Exercise: Determine the number of lines in the data below that contain the string "title", and respond with that number alone.

───── Study material

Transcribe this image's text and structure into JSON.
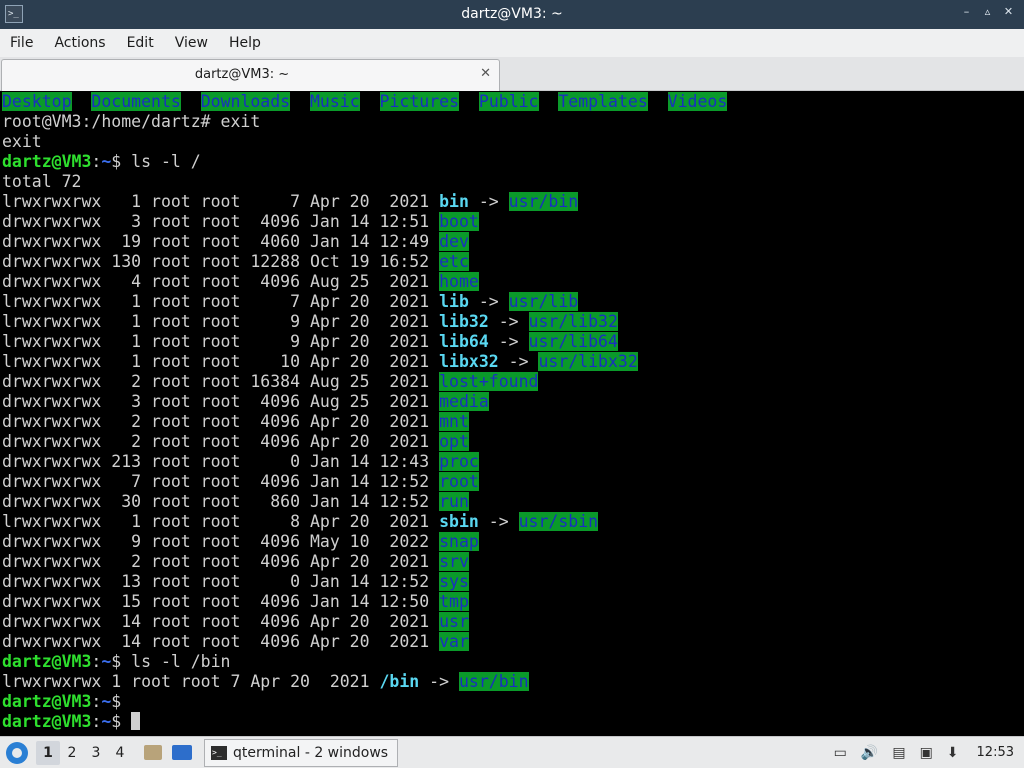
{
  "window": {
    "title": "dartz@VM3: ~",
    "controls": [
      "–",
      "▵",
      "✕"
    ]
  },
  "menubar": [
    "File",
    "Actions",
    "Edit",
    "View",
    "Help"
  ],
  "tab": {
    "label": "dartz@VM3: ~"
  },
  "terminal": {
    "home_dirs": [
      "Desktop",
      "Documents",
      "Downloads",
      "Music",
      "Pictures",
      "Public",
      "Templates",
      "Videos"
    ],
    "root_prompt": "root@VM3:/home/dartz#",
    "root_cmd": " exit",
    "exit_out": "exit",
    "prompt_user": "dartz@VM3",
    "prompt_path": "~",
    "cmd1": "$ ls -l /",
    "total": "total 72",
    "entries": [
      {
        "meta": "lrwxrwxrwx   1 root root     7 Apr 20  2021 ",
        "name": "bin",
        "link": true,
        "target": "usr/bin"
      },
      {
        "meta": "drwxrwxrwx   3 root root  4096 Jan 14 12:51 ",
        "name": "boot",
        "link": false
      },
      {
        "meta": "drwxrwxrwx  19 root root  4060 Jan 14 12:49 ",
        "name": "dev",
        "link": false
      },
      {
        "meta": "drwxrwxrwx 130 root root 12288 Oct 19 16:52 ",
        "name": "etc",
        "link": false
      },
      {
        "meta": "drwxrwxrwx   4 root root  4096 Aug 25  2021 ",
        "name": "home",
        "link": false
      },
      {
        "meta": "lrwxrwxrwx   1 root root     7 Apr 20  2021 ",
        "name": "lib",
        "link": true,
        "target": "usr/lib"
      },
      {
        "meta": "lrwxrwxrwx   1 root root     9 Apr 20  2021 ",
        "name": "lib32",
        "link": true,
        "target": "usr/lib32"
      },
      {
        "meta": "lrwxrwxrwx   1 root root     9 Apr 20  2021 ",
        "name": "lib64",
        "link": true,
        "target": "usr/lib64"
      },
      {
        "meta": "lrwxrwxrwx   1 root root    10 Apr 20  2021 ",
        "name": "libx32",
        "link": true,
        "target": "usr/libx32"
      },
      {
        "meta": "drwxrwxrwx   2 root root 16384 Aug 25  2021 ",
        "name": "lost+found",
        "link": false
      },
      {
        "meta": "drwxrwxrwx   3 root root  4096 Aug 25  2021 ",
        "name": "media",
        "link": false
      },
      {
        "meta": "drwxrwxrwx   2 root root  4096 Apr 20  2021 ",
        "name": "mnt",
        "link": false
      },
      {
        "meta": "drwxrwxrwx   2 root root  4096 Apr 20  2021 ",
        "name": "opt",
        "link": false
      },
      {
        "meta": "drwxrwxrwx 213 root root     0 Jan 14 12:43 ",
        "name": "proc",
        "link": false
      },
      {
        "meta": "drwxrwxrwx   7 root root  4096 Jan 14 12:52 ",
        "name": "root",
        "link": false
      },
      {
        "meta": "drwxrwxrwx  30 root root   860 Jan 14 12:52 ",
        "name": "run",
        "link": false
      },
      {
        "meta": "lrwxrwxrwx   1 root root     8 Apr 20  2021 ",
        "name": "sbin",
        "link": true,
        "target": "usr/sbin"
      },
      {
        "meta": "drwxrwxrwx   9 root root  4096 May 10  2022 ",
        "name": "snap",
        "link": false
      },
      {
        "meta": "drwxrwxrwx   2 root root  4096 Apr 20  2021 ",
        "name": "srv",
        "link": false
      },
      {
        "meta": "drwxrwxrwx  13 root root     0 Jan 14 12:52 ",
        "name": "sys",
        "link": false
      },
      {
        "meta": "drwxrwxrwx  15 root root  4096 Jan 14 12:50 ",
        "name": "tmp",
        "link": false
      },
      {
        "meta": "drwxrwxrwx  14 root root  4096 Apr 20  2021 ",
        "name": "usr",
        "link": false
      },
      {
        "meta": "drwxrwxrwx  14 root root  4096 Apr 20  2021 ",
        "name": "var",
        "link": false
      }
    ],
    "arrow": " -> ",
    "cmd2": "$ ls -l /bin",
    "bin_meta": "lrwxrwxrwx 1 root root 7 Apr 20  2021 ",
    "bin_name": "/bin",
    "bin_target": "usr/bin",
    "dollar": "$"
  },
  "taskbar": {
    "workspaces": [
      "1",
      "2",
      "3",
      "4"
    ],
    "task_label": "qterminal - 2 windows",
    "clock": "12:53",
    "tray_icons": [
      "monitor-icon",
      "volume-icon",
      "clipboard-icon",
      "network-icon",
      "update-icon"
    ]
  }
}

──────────
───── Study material

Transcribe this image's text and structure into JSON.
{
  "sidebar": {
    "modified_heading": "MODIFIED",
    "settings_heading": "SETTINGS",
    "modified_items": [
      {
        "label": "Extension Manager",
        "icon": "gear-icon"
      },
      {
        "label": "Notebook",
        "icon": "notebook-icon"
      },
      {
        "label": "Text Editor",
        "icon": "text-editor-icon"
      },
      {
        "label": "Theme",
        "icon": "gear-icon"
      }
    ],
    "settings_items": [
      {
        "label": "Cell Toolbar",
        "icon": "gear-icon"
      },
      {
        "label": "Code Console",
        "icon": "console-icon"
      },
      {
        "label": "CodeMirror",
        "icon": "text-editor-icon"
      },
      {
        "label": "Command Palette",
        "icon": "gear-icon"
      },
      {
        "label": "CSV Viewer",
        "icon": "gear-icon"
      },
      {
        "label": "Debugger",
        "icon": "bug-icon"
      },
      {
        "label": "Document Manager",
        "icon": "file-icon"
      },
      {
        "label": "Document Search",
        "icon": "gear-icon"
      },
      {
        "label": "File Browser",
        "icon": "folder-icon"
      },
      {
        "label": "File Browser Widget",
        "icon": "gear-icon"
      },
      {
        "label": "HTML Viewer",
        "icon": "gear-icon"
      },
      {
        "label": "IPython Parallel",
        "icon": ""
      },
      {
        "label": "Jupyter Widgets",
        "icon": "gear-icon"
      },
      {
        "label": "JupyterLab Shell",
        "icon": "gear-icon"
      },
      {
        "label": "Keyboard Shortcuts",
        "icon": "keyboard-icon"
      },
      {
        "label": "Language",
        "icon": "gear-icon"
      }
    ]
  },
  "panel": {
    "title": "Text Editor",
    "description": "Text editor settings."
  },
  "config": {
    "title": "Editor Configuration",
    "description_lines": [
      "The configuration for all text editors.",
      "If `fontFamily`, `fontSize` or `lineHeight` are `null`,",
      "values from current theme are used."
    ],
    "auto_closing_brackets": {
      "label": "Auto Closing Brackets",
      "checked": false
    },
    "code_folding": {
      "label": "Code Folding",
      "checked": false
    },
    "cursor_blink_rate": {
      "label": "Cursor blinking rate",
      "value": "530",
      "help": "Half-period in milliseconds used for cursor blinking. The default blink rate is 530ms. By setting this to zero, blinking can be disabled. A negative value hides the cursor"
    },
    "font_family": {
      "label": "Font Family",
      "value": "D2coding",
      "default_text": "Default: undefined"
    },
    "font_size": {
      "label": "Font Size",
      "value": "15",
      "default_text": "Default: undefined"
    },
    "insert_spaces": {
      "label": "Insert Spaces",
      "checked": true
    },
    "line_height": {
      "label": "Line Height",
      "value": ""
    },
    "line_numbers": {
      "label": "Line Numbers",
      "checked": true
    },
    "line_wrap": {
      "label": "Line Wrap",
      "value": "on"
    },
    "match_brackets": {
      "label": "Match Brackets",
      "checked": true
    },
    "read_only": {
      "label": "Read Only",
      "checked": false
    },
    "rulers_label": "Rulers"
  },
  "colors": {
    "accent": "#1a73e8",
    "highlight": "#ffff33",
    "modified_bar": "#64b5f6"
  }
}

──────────

Expected output: 3